*** Given entries

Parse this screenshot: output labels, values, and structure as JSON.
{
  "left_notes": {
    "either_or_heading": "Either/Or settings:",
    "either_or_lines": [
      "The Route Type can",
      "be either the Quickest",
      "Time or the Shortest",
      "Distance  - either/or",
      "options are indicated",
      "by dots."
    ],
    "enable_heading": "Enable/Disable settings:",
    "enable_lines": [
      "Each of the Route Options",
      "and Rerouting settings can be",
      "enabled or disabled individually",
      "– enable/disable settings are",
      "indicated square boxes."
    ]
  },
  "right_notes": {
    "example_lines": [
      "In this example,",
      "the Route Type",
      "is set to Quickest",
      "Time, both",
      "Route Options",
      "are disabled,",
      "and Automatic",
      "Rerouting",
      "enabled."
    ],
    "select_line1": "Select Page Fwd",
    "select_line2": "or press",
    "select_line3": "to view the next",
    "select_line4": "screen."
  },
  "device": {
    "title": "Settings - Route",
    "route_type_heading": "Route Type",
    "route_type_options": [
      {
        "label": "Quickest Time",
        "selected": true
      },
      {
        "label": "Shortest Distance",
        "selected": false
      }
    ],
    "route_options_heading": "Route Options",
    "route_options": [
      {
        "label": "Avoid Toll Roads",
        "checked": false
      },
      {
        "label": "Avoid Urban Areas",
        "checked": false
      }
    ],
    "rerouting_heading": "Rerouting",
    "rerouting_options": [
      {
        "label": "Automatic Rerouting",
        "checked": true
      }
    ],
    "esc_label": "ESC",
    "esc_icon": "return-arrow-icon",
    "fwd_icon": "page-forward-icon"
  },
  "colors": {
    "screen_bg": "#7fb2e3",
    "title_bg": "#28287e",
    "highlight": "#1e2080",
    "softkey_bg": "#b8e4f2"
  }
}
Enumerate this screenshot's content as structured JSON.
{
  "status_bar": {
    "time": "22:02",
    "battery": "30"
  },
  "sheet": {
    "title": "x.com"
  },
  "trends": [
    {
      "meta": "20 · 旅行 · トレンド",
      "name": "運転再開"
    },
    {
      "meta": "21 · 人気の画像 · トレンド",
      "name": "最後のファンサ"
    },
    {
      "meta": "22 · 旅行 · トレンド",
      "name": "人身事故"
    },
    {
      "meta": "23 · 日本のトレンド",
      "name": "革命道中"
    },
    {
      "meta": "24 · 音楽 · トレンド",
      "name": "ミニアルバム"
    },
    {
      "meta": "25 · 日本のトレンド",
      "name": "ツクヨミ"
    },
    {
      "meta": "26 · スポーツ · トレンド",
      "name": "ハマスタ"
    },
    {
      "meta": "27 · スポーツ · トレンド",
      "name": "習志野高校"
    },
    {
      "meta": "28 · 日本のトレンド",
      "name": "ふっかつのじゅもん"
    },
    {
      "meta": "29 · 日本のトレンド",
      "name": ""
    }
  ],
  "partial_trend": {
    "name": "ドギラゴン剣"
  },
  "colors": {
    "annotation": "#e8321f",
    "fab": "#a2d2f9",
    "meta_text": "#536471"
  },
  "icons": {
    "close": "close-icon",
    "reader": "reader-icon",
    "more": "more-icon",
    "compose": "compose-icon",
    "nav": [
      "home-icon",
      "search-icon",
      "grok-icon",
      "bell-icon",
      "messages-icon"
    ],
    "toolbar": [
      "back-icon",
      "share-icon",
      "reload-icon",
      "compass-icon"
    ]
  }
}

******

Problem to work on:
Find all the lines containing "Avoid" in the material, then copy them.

Answer to this problem:
        "label": "Avoid Toll Roads",
        "label": "Avoid Urban Areas",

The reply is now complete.